To do> Copy each line below without leaving any out.

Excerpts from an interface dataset
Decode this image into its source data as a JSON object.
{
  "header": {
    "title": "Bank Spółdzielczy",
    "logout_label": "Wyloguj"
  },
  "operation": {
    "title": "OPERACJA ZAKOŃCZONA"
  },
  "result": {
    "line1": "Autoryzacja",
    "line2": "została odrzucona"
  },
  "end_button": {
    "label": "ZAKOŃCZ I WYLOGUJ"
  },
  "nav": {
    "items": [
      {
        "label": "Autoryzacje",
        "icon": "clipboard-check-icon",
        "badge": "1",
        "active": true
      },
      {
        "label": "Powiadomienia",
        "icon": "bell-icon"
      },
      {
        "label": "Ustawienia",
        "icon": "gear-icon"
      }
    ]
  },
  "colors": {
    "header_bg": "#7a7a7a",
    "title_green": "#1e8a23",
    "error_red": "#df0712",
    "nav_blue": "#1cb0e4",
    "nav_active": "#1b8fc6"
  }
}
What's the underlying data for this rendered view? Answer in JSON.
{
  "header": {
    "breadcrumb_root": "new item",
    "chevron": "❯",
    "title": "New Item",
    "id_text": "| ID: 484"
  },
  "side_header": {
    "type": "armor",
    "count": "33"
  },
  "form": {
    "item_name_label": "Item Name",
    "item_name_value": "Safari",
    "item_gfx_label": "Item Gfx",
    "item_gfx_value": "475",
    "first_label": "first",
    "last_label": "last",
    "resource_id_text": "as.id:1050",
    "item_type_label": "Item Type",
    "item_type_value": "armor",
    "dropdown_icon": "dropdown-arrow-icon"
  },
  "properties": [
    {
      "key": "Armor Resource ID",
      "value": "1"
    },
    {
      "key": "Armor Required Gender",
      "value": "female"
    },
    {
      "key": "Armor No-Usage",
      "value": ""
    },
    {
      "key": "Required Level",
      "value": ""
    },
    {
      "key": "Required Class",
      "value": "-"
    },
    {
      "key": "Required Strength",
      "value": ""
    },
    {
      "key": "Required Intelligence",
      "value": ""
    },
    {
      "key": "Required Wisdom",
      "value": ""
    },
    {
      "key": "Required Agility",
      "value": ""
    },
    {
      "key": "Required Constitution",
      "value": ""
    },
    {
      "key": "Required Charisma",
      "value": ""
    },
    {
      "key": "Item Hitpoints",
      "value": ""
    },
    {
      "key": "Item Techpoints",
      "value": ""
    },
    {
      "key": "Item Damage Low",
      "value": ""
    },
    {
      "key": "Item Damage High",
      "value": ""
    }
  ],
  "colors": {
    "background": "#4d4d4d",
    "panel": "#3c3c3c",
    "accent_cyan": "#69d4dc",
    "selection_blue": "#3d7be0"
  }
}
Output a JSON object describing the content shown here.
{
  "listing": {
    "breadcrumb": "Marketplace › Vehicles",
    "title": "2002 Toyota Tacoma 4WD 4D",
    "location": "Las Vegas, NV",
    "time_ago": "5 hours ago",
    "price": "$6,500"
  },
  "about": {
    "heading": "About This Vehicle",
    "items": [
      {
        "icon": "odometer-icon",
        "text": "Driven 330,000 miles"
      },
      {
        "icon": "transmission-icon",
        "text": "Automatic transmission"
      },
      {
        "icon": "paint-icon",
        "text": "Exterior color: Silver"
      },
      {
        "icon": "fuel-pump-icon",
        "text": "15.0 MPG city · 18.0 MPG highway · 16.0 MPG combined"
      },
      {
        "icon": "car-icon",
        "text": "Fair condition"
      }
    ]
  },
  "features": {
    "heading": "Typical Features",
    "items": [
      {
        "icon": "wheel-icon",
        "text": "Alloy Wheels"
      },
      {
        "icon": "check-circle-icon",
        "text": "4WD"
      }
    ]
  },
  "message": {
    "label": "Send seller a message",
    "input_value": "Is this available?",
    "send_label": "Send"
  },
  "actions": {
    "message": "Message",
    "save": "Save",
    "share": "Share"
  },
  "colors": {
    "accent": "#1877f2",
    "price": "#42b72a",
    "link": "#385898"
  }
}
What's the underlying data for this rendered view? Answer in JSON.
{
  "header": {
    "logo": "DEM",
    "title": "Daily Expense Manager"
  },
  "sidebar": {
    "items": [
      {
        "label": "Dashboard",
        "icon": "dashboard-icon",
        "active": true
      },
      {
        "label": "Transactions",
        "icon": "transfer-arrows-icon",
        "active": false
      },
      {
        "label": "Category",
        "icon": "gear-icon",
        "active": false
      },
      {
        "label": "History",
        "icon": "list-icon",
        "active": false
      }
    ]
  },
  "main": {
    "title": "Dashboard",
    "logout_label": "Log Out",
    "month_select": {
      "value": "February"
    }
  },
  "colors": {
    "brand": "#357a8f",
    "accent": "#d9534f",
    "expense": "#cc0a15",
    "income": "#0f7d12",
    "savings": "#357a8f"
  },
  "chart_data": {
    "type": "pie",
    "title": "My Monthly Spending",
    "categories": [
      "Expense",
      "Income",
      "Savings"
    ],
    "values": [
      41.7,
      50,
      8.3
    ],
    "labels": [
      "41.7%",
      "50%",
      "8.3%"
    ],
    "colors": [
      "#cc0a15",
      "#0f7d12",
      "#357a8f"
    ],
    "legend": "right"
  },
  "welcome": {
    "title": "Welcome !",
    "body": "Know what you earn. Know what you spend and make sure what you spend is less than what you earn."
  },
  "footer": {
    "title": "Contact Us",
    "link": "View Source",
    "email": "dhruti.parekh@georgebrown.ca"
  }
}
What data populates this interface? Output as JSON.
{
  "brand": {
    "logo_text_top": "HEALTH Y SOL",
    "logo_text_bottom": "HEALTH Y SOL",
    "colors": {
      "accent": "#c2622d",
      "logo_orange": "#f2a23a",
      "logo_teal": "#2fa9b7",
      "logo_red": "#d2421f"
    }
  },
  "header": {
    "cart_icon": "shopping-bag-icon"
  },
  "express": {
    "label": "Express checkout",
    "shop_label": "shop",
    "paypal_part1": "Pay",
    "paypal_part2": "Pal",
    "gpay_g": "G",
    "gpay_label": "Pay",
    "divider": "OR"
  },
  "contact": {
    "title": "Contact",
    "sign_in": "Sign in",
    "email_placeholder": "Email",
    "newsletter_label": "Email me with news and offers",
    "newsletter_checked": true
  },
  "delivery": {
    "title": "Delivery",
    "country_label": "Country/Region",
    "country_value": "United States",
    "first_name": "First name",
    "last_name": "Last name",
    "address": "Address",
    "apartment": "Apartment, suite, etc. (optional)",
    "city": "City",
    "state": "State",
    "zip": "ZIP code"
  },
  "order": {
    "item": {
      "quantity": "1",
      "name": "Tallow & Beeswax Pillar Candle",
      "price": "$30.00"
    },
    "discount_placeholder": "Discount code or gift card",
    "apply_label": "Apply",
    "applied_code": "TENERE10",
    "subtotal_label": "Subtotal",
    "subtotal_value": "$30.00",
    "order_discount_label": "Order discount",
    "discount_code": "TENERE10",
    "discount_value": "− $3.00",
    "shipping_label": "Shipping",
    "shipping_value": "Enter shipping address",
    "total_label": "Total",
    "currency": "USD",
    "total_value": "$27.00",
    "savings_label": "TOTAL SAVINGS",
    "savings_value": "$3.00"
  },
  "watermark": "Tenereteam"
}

Task output>
Decode this image into its source data as a JSON object.
{
  "header": {
    "title": "Bank Spółdzielczy",
    "logout_label": "Wyloguj"
  },
  "operation": {
    "title": "OPERACJA ZAKOŃCZONA"
  },
  "result": {
    "line1": "Autoryzacja",
    "line2": "została odrzucona"
  },
  "end_button": {
    "label": "ZAKOŃCZ I WYLOGUJ"
  },
  "nav": {
    "items": [
      {
        "label": "Autoryzacje",
        "icon": "clipboard-check-icon",
        "badge": "1",
        "active": true
      },
      {
        "label": "Powiadomienia",
        "icon": "bell-icon"
      },
      {
        "label": "Ustawienia",
        "icon": "gear-icon"
      }
    ]
  },
  "colors": {
    "header_bg": "#7a7a7a",
    "title_green": "#1e8a23",
    "error_red": "#df0712",
    "nav_blue": "#1cb0e4",
    "nav_active": "#1b8fc6"
  }
}
What's the underlying data for this rendered view? Answer in JSON.
{
  "header": {
    "breadcrumb_root": "new item",
    "chevron": "❯",
    "title": "New Item",
    "id_text": "| ID: 484"
  },
  "side_header": {
    "type": "armor",
    "count": "33"
  },
  "form": {
    "item_name_label": "Item Name",
    "item_name_value": "Safari",
    "item_gfx_label": "Item Gfx",
    "item_gfx_value": "475",
    "first_label": "first",
    "last_label": "last",
    "resource_id_text": "as.id:1050",
    "item_type_label": "Item Type",
    "item_type_value": "armor",
    "dropdown_icon": "dropdown-arrow-icon"
  },
  "properties": [
    {
      "key": "Armor Resource ID",
      "value": "1"
    },
    {
      "key": "Armor Required Gender",
      "value": "female"
    },
    {
      "key": "Armor No-Usage",
      "value": ""
    },
    {
      "key": "Required Level",
      "value": ""
    },
    {
      "key": "Required Class",
      "value": "-"
    },
    {
      "key": "Required Strength",
      "value": ""
    },
    {
      "key": "Required Intelligence",
      "value": ""
    },
    {
      "key": "Required Wisdom",
      "value": ""
    },
    {
      "key": "Required Agility",
      "value": ""
    },
    {
      "key": "Required Constitution",
      "value": ""
    },
    {
      "key": "Required Charisma",
      "value": ""
    },
    {
      "key": "Item Hitpoints",
      "value": ""
    },
    {
      "key": "Item Techpoints",
      "value": ""
    },
    {
      "key": "Item Damage Low",
      "value": ""
    },
    {
      "key": "Item Damage High",
      "value": ""
    }
  ],
  "colors": {
    "background": "#4d4d4d",
    "panel": "#3c3c3c",
    "accent_cyan": "#69d4dc",
    "selection_blue": "#3d7be0"
  }
}
Output a JSON object describing the content shown here.
{
  "listing": {
    "breadcrumb": "Marketplace › Vehicles",
    "title": "2002 Toyota Tacoma 4WD 4D",
    "location": "Las Vegas, NV",
    "time_ago": "5 hours ago",
    "price": "$6,500"
  },
  "about": {
    "heading": "About This Vehicle",
    "items": [
      {
        "icon": "odometer-icon",
        "text": "Driven 330,000 miles"
      },
      {
        "icon": "transmission-icon",
        "text": "Automatic transmission"
      },
      {
        "icon": "paint-icon",
        "text": "Exterior color: Silver"
      },
      {
        "icon": "fuel-pump-icon",
        "text": "15.0 MPG city · 18.0 MPG highway · 16.0 MPG combined"
      },
      {
        "icon": "car-icon",
        "text": "Fair condition"
      }
    ]
  },
  "features": {
    "heading": "Typical Features",
    "items": [
      {
        "icon": "wheel-icon",
        "text": "Alloy Wheels"
      },
      {
        "icon": "check-circle-icon",
        "text": "4WD"
      }
    ]
  },
  "message": {
    "label": "Send seller a message",
    "input_value": "Is this available?",
    "send_label": "Send"
  },
  "actions": {
    "message": "Message",
    "save": "Save",
    "share": "Share"
  },
  "colors": {
    "accent": "#1877f2",
    "price": "#42b72a",
    "link": "#385898"
  }
}
What's the underlying data for this rendered view? Answer in JSON.
{
  "header": {
    "logo": "DEM",
    "title": "Daily Expense Manager"
  },
  "sidebar": {
    "items": [
      {
        "label": "Dashboard",
        "icon": "dashboard-icon",
        "active": true
      },
      {
        "label": "Transactions",
        "icon": "transfer-arrows-icon",
        "active": false
      },
      {
        "label": "Category",
        "icon": "gear-icon",
        "active": false
      },
      {
        "label": "History",
        "icon": "list-icon",
        "active": false
      }
    ]
  },
  "main": {
    "title": "Dashboard",
    "logout_label": "Log Out",
    "month_select": {
      "value": "February"
    }
  },
  "colors": {
    "brand": "#357a8f",
    "accent": "#d9534f",
    "expense": "#cc0a15",
    "income": "#0f7d12",
    "savings": "#357a8f"
  },
  "chart_data": {
    "type": "pie",
    "title": "My Monthly Spending",
    "categories": [
      "Expense",
      "Income",
      "Savings"
    ],
    "values": [
      41.7,
      50,
      8.3
    ],
    "labels": [
      "41.7%",
      "50%",
      "8.3%"
    ],
    "colors": [
      "#cc0a15",
      "#0f7d12",
      "#357a8f"
    ],
    "legend": "right"
  },
  "welcome": {
    "title": "Welcome !",
    "body": "Know what you earn. Know what you spend and make sure what you spend is less than what you earn."
  },
  "footer": {
    "title": "Contact Us",
    "link": "View Source",
    "email": "dhruti.parekh@georgebrown.ca"
  }
}
What data populates this interface? Output as JSON.
{
  "brand": {
    "logo_text_top": "HEALTH Y SOL",
    "logo_text_bottom": "HEALTH Y SOL",
    "colors": {
      "accent": "#c2622d",
      "logo_orange": "#f2a23a",
      "logo_teal": "#2fa9b7",
      "logo_red": "#d2421f"
    }
  },
  "header": {
    "cart_icon": "shopping-bag-icon"
  },
  "express": {
    "label": "Express checkout",
    "shop_label": "shop",
    "paypal_part1": "Pay",
    "paypal_part2": "Pal",
    "gpay_g": "G",
    "gpay_label": "Pay",
    "divider": "OR"
  },
  "contact": {
    "title": "Contact",
    "sign_in": "Sign in",
    "email_placeholder": "Email",
    "newsletter_label": "Email me with news and offers",
    "newsletter_checked": true
  },
  "delivery": {
    "title": "Delivery",
    "country_label": "Country/Region",
    "country_value": "United States",
    "first_name": "First name",
    "last_name": "Last name",
    "address": "Address",
    "apartment": "Apartment, suite, etc. (optional)",
    "city": "City",
    "state": "State",
    "zip": "ZIP code"
  },
  "order": {
    "item": {
      "quantity": "1",
      "name": "Tallow & Beeswax Pillar Candle",
      "price": "$30.00"
    },
    "discount_placeholder": "Discount code or gift card",
    "apply_label": "Apply",
    "applied_code": "TENERE10",
    "subtotal_label": "Subtotal",
    "subtotal_value": "$30.00",
    "order_discount_label": "Order discount",
    "discount_code": "TENERE10",
    "discount_value": "− $3.00",
    "shipping_label": "Shipping",
    "shipping_value": "Enter shipping address",
    "total_label": "Total",
    "currency": "USD",
    "total_value": "$27.00",
    "savings_label": "TOTAL SAVINGS",
    "savings_value": "$3.00"
  },
  "watermark": "Tenereteam"
}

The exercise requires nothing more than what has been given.